Repeat the following entries exactly, excluding pictures.

*** Opening Given entries ***

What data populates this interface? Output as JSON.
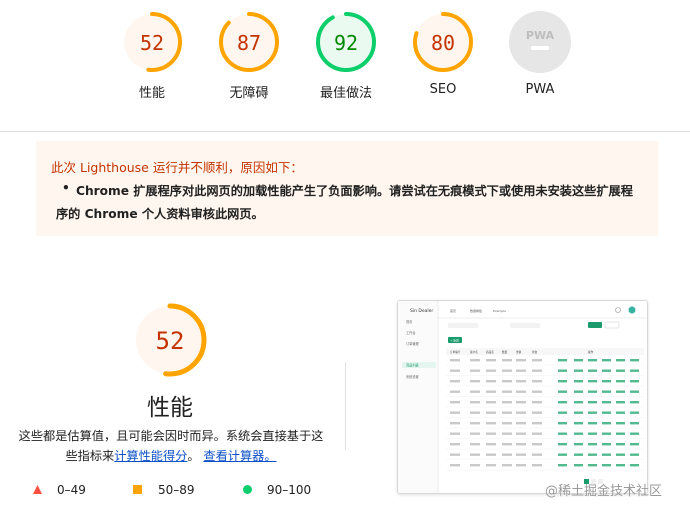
{
  "gauges": [
    {
      "score": "52",
      "label": "性能",
      "value": 52,
      "color": "#ffa400",
      "fill": "#fff7ef"
    },
    {
      "score": "87",
      "label": "无障碍",
      "value": 87,
      "color": "#ffa400",
      "fill": "#fff7ef"
    },
    {
      "score": "92",
      "label": "最佳做法",
      "value": 92,
      "color": "#0cce6b",
      "fill": "#eafaf0"
    },
    {
      "score": "80",
      "label": "SEO",
      "value": 80,
      "color": "#ffa400",
      "fill": "#fff7ef"
    },
    {
      "score": "PWA",
      "label": "PWA"
    }
  ],
  "warning": {
    "title": "此次 Lighthouse 运行并不顺利，原因如下：",
    "bullet_line1": "Chrome 扩展程序对此网页的加载性能产生了负面影响。请尝试在无痕模式下或使用未安装这些扩展程",
    "bullet_line2": "序的 Chrome 个人资料审核此网页。"
  },
  "performance": {
    "score": "52",
    "value": 52,
    "title": "性能",
    "desc_part1": "这些都是估算值，且可能会因时而异。系统会直接基于这",
    "desc_part2": "些指标来",
    "link1": "计算性能得分",
    "desc_part3": "。",
    "link2": "查看计算器。"
  },
  "legend": [
    {
      "range": "0–49",
      "shape": "triangle",
      "color": "#ff4e42"
    },
    {
      "range": "50–89",
      "shape": "square",
      "color": "#ffa400"
    },
    {
      "range": "90–100",
      "shape": "circle",
      "color": "#0cce6b"
    }
  ],
  "screenshot": {
    "app_name": "Sin Dealer",
    "sidebar": [
      "首页",
      "工作台",
      "订单管理",
      "商品列表",
      "系统设置"
    ],
    "tabs": [
      "首页",
      "数据看板",
      "Example"
    ],
    "button": "+ 新增",
    "headers": [
      "订单编号",
      "客户名",
      "商品名",
      "数量",
      "金额",
      "状态",
      "操作"
    ]
  },
  "watermark": "@稀土掘金技术社区"
}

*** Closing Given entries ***

▸ **The answer**:
What data populates this interface? Output as JSON.
{
  "gauges": [
    {
      "score": "52",
      "label": "性能",
      "value": 52,
      "color": "#ffa400",
      "fill": "#fff7ef"
    },
    {
      "score": "87",
      "label": "无障碍",
      "value": 87,
      "color": "#ffa400",
      "fill": "#fff7ef"
    },
    {
      "score": "92",
      "label": "最佳做法",
      "value": 92,
      "color": "#0cce6b",
      "fill": "#eafaf0"
    },
    {
      "score": "80",
      "label": "SEO",
      "value": 80,
      "color": "#ffa400",
      "fill": "#fff7ef"
    },
    {
      "score": "PWA",
      "label": "PWA"
    }
  ],
  "warning": {
    "title": "此次 Lighthouse 运行并不顺利，原因如下：",
    "bullet_line1": "Chrome 扩展程序对此网页的加载性能产生了负面影响。请尝试在无痕模式下或使用未安装这些扩展程",
    "bullet_line2": "序的 Chrome 个人资料审核此网页。"
  },
  "performance": {
    "score": "52",
    "value": 52,
    "title": "性能",
    "desc_part1": "这些都是估算值，且可能会因时而异。系统会直接基于这",
    "desc_part2": "些指标来",
    "link1": "计算性能得分",
    "desc_part3": "。",
    "link2": "查看计算器。"
  },
  "legend": [
    {
      "range": "0–49",
      "shape": "triangle",
      "color": "#ff4e42"
    },
    {
      "range": "50–89",
      "shape": "square",
      "color": "#ffa400"
    },
    {
      "range": "90–100",
      "shape": "circle",
      "color": "#0cce6b"
    }
  ],
  "screenshot": {
    "app_name": "Sin Dealer",
    "sidebar": [
      "首页",
      "工作台",
      "订单管理",
      "商品列表",
      "系统设置"
    ],
    "tabs": [
      "首页",
      "数据看板",
      "Example"
    ],
    "button": "+ 新增",
    "headers": [
      "订单编号",
      "客户名",
      "商品名",
      "数量",
      "金额",
      "状态",
      "操作"
    ]
  },
  "watermark": "@稀土掘金技术社区"
}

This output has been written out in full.